CHILDREN ALSO STRESSED
The Charity report states that 10 million children are spending a significant amount of time every year in high-stress environments – and that will affect learning. We have seen many of our children forced by their parents to live on their own, do house chores as big brother or sister, including cooking and washing, some ‘shacking-up’ with men, both girls and boys bringing guns and other weapons to school while others are not only engaged in sexual intercourse at home but in the classroom where threesome and oral sex are the order of the day. While teaching at a prominent girl’s school; young and fresh out of college, I was approached by a 15 year-old female fourth former who invited me to ‘come wid har to har sister’s birthday party tomorrow night’ and proceeded to give me the official invitation along with her bigger sister’s telephone contact. In the envelope, I was told where and what time to meet her, what I should wear and ‘she an har sista will pick me up to have fun all night as dem love mih off”. So shocked was I that I immediately contacted my parents who were educators and counsellors at the time, for guidance and counsel. The next day, I reported the matter to the Vice Principal for appropriate action to be taken. Again, all these factors significantly affect learning irrespective of the learning style taught in the classroom.
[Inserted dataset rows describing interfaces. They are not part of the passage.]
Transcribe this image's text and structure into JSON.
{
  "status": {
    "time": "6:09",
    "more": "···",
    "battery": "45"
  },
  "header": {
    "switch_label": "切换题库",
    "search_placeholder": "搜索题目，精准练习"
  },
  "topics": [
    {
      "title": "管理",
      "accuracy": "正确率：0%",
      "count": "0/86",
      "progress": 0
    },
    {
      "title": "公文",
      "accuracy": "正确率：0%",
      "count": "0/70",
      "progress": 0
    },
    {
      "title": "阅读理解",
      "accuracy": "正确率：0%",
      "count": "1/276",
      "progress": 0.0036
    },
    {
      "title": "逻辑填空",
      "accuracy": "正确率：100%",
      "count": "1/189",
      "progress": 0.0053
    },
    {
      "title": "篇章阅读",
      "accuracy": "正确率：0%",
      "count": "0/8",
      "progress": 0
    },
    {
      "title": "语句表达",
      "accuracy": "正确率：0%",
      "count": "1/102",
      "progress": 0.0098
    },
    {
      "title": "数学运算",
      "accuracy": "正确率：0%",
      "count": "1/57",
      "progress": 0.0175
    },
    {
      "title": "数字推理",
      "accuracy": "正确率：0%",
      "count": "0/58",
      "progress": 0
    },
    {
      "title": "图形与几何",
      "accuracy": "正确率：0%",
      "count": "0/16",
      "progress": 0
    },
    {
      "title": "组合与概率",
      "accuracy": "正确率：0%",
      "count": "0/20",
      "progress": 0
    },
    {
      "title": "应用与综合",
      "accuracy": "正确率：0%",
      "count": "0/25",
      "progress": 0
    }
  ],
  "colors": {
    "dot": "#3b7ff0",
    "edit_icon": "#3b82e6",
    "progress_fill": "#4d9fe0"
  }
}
I urge governments especially those in the Caribbean and their Ministers of Education to give priority to these and many other issues affecting our committed and dedicated teachers, often working beyond the call of duty. Overwork and lack of support are driving these professionals to death. Thank God for the parents, guardians, Churches and corporate businesses that continue to provide great support to our hard working teachers. Many Church schools provide Chaplains/Pastors who offer great spiritual and emotional support. I also ask of our teachers to seek as much help from those who are experienced and retired classroom teachers which will guide you on how to manage your space more effectively and efficiently.
Stay Alive….The World Needs Teachers!!!!
Contributed by HE Professor Colin O Jarrett
Senior News Editor -Vision Newspaper/Canada
Excerpts from The Guardian Newspaper and UK government related websites
Photo from School News Australia